» Problem details
Your answer should restate each line of the data below word for word.

==== Data records

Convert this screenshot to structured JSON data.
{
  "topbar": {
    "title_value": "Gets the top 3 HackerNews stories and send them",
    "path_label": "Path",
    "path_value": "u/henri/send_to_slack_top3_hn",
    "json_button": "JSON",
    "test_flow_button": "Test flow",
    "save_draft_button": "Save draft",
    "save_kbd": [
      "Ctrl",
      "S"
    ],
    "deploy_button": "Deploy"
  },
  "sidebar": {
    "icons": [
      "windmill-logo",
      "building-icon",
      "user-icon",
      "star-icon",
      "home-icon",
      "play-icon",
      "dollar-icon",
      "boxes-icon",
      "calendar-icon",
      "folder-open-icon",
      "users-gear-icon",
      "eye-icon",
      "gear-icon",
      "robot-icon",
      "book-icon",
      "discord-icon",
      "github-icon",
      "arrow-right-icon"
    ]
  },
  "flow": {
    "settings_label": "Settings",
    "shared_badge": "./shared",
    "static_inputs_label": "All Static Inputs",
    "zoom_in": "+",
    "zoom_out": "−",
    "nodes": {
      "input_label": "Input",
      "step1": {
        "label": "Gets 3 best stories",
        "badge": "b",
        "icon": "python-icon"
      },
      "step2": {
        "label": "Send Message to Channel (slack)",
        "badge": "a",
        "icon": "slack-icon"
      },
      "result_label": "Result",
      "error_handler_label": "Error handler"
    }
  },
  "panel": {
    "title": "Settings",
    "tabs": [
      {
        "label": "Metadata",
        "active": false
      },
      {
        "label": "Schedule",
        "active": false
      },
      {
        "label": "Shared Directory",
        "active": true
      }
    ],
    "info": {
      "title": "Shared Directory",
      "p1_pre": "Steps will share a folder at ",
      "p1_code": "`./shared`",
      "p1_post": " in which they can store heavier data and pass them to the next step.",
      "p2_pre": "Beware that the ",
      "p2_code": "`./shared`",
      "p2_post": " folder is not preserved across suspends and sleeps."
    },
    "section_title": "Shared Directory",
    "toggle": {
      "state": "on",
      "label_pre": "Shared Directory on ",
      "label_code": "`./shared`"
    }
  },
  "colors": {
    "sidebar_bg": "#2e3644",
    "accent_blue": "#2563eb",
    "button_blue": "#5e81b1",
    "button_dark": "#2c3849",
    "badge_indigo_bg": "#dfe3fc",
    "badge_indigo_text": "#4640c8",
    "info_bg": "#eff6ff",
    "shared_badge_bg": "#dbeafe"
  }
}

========

» Solution to this problem
Convert this screenshot to structured JSON data.
{
  "topbar": {
    "title_value": "Gets the top 3 HackerNews stories and send them",
    "path_label": "Path",
    "path_value": "u/henri/send_to_slack_top3_hn",
    "json_button": "JSON",
    "test_flow_button": "Test flow",
    "save_draft_button": "Save draft",
    "save_kbd": [
      "Ctrl",
      "S"
    ],
    "deploy_button": "Deploy"
  },
  "sidebar": {
    "icons": [
      "windmill-logo",
      "building-icon",
      "user-icon",
      "star-icon",
      "home-icon",
      "play-icon",
      "dollar-icon",
      "boxes-icon",
      "calendar-icon",
      "folder-open-icon",
      "users-gear-icon",
      "eye-icon",
      "gear-icon",
      "robot-icon",
      "book-icon",
      "discord-icon",
      "github-icon",
      "arrow-right-icon"
    ]
  },
  "flow": {
    "settings_label": "Settings",
    "shared_badge": "./shared",
    "static_inputs_label": "All Static Inputs",
    "zoom_in": "+",
    "zoom_out": "−",
    "nodes": {
      "input_label": "Input",
      "step1": {
        "label": "Gets 3 best stories",
        "badge": "b",
        "icon": "python-icon"
      },
      "step2": {
        "label": "Send Message to Channel (slack)",
        "badge": "a",
        "icon": "slack-icon"
      },
      "result_label": "Result",
      "error_handler_label": "Error handler"
    }
  },
  "panel": {
    "title": "Settings",
    "tabs": [
      {
        "label": "Metadata",
        "active": false
      },
      {
        "label": "Schedule",
        "active": false
      },
      {
        "label": "Shared Directory",
        "active": true
      }
    ],
    "info": {
      "title": "Shared Directory",
      "p1_pre": "Steps will share a folder at ",
      "p1_code": "`./shared`",
      "p1_post": " in which they can store heavier data and pass them to the next step.",
      "p2_pre": "Beware that the ",
      "p2_code": "`./shared`",
      "p2_post": " folder is not preserved across suspends and sleeps."
    },
    "section_title": "Shared Directory",
    "toggle": {
      "state": "on",
      "label_pre": "Shared Directory on ",
      "label_code": "`./shared`"
    }
  },
  "colors": {
    "sidebar_bg": "#2e3644",
    "accent_blue": "#2563eb",
    "button_blue": "#5e81b1",
    "button_dark": "#2c3849",
    "badge_indigo_bg": "#dfe3fc",
    "badge_indigo_text": "#4640c8",
    "info_bg": "#eff6ff",
    "shared_badge_bg": "#dbeafe"
  }
}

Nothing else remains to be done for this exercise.